=== Input ===
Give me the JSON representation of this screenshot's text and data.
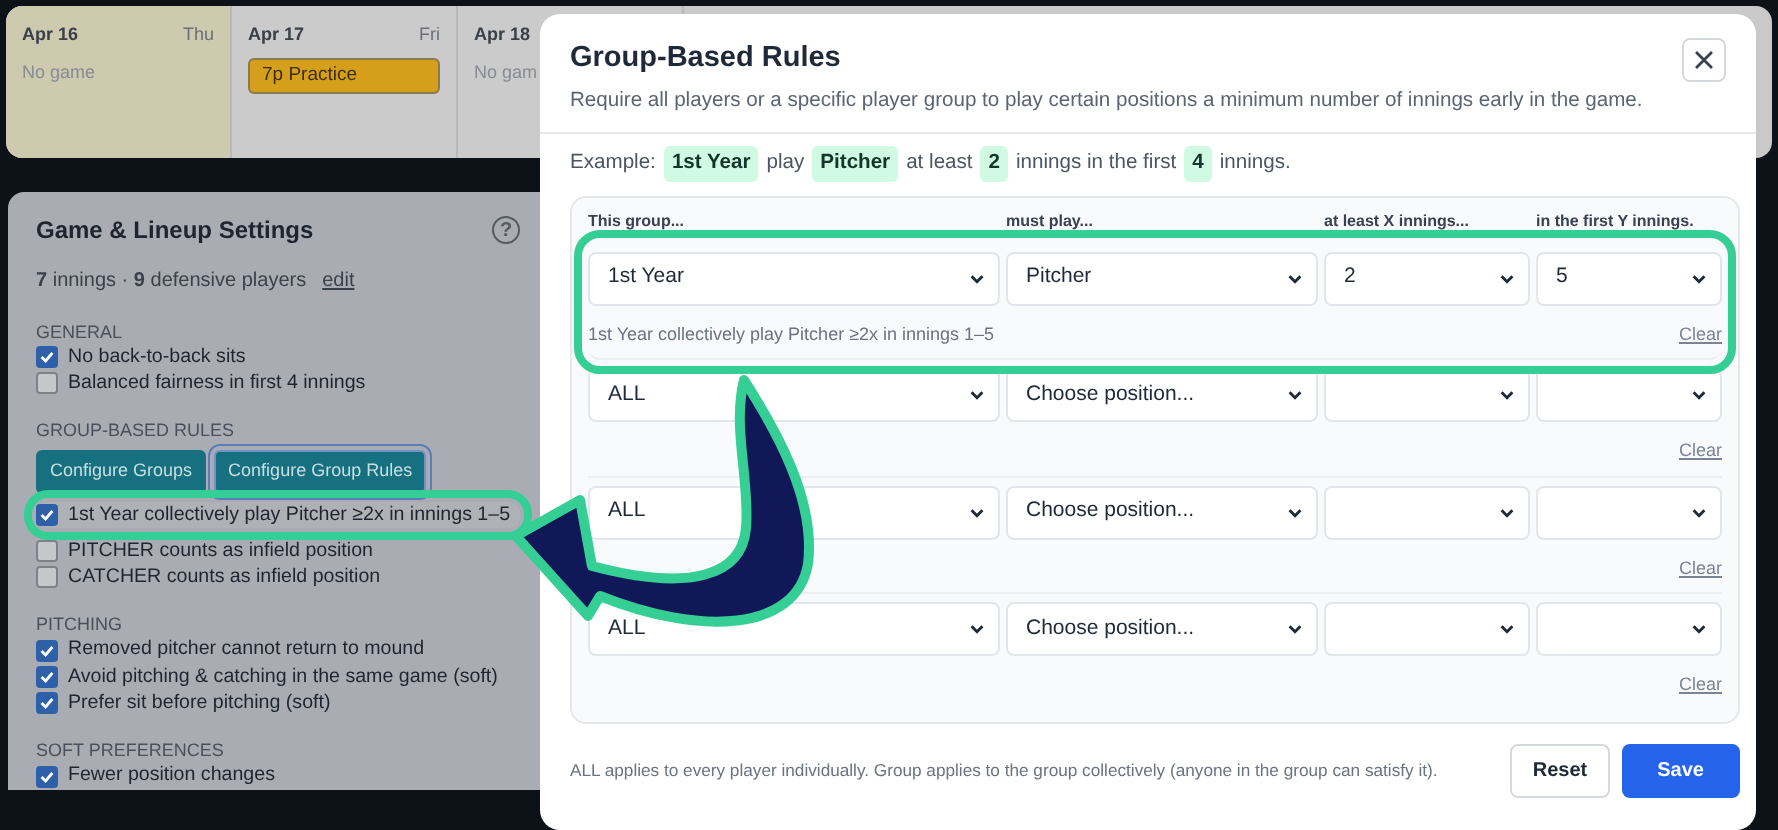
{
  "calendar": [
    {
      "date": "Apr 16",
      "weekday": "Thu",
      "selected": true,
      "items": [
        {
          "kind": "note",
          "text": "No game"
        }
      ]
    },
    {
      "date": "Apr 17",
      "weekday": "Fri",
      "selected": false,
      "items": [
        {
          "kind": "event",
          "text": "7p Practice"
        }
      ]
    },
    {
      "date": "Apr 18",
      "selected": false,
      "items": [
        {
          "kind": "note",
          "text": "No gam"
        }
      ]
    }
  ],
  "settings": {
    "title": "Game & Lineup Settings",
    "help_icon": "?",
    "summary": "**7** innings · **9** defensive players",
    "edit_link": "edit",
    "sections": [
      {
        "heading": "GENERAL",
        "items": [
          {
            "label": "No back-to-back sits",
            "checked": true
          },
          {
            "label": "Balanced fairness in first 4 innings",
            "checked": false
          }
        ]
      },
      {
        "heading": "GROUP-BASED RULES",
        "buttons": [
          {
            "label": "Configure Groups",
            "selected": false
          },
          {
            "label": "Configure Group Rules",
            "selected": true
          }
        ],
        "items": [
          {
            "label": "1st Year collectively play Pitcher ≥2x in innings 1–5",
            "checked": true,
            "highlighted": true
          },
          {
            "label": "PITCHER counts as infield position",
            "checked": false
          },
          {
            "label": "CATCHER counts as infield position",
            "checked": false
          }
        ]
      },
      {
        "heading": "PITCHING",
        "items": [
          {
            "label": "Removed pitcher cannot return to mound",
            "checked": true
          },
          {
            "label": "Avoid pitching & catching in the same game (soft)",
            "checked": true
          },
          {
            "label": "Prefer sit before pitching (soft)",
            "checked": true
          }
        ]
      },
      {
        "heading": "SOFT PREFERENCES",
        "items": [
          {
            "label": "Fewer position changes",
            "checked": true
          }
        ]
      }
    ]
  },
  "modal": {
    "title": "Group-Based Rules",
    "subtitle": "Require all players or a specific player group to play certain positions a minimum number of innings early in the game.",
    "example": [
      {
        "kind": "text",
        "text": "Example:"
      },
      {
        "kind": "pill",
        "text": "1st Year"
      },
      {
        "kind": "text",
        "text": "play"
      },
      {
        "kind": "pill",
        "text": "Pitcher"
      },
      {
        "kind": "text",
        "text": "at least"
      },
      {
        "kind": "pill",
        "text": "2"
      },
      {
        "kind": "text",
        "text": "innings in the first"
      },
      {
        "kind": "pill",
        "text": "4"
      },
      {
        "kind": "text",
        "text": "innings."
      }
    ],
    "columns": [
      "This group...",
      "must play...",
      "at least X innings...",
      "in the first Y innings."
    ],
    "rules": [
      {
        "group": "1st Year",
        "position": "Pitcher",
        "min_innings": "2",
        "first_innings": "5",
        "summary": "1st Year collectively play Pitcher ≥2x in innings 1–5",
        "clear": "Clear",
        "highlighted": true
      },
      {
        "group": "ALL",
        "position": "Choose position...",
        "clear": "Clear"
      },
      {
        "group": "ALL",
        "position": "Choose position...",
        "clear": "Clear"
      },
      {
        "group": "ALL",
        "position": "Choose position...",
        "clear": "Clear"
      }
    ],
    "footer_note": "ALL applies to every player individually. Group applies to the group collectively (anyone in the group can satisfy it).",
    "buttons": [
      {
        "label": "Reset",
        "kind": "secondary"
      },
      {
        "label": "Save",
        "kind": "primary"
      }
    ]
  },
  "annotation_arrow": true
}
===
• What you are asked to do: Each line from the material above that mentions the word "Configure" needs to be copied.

• Task response:
            "label": "Configure Groups",
            "label": "Configure Group Rules",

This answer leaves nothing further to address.